Items from an interface collection:
────────────────────

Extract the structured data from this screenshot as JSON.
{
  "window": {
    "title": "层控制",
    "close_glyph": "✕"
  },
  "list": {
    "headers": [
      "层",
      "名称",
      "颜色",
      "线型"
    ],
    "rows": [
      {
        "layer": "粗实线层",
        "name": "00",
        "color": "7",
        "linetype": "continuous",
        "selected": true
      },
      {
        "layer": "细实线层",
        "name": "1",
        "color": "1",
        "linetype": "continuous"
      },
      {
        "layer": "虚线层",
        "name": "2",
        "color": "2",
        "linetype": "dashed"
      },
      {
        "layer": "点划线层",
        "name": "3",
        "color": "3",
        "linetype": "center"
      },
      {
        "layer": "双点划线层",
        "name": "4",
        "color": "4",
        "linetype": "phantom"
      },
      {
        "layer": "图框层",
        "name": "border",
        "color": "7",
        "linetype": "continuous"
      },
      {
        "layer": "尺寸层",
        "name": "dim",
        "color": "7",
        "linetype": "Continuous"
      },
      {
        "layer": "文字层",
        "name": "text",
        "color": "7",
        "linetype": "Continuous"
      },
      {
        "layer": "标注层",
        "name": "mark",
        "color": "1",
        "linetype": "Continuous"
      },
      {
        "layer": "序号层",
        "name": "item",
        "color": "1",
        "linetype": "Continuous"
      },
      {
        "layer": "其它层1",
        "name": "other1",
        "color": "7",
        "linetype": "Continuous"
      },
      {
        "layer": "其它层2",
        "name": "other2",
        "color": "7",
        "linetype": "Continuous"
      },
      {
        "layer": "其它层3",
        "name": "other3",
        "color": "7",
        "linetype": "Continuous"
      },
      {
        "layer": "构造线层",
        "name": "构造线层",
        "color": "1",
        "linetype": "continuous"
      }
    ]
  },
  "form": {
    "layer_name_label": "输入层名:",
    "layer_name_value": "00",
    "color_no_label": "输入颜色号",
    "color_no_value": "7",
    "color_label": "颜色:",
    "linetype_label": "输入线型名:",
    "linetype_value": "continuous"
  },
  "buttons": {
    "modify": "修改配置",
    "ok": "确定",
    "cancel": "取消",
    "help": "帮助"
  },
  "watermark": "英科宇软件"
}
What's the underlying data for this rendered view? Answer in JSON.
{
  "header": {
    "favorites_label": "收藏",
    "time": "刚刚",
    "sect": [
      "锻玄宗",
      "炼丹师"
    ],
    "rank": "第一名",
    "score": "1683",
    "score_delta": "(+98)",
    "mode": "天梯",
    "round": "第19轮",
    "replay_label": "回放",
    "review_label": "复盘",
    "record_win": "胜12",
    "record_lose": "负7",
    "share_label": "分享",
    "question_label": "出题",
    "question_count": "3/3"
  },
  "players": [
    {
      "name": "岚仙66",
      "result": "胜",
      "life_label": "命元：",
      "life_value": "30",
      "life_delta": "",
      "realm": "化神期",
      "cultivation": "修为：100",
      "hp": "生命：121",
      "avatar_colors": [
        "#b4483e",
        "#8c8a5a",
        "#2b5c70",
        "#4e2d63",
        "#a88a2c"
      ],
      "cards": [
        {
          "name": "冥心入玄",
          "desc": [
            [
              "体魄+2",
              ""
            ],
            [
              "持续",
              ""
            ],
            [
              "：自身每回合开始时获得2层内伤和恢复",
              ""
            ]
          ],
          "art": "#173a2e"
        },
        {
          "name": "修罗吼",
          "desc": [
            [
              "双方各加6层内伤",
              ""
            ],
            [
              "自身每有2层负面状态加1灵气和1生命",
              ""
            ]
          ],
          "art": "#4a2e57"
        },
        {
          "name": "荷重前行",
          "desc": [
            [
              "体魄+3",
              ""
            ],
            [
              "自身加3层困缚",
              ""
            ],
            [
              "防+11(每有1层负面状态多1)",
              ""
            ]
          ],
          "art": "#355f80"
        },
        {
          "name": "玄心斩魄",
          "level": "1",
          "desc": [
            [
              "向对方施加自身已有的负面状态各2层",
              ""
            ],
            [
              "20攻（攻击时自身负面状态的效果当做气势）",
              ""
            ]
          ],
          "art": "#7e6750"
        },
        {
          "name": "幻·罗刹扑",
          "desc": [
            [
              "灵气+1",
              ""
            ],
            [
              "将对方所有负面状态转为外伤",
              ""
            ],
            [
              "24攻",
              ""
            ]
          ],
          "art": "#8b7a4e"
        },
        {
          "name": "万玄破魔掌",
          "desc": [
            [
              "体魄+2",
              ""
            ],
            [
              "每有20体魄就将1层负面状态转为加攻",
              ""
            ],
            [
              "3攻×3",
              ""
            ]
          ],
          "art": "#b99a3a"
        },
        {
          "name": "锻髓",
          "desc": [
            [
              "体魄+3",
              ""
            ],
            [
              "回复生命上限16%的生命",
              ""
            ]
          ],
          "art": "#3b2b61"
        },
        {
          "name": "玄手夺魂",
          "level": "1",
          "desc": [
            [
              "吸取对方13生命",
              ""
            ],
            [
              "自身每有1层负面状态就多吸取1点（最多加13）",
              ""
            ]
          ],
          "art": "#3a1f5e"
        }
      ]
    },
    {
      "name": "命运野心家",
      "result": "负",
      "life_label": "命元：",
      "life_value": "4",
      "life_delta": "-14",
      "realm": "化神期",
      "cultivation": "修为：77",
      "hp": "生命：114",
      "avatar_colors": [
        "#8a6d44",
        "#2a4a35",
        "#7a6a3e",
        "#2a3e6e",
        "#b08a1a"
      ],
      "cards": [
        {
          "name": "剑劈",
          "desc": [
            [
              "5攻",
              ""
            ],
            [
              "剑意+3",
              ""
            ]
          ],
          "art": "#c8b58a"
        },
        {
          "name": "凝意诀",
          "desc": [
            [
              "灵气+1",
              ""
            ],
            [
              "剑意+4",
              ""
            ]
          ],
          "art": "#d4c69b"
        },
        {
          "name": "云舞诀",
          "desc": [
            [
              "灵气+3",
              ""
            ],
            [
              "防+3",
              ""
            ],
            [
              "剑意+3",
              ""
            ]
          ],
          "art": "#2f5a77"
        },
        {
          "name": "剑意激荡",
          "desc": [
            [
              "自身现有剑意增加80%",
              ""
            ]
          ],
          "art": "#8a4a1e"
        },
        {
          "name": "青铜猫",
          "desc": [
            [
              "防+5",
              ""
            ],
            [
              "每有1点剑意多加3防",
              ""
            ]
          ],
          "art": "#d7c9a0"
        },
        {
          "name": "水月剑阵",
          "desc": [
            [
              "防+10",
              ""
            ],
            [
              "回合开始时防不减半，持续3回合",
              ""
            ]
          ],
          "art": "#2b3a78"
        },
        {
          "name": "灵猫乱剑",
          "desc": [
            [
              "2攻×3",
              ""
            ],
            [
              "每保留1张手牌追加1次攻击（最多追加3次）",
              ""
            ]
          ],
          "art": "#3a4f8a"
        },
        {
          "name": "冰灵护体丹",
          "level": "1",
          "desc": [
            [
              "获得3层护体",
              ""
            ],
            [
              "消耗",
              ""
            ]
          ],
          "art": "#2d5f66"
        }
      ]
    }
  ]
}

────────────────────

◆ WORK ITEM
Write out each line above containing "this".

◆ EXERCISE ANSWER
Extract the structured data from this screenshot as JSON.
What's the underlying data for this rendered view? Answer in JSON.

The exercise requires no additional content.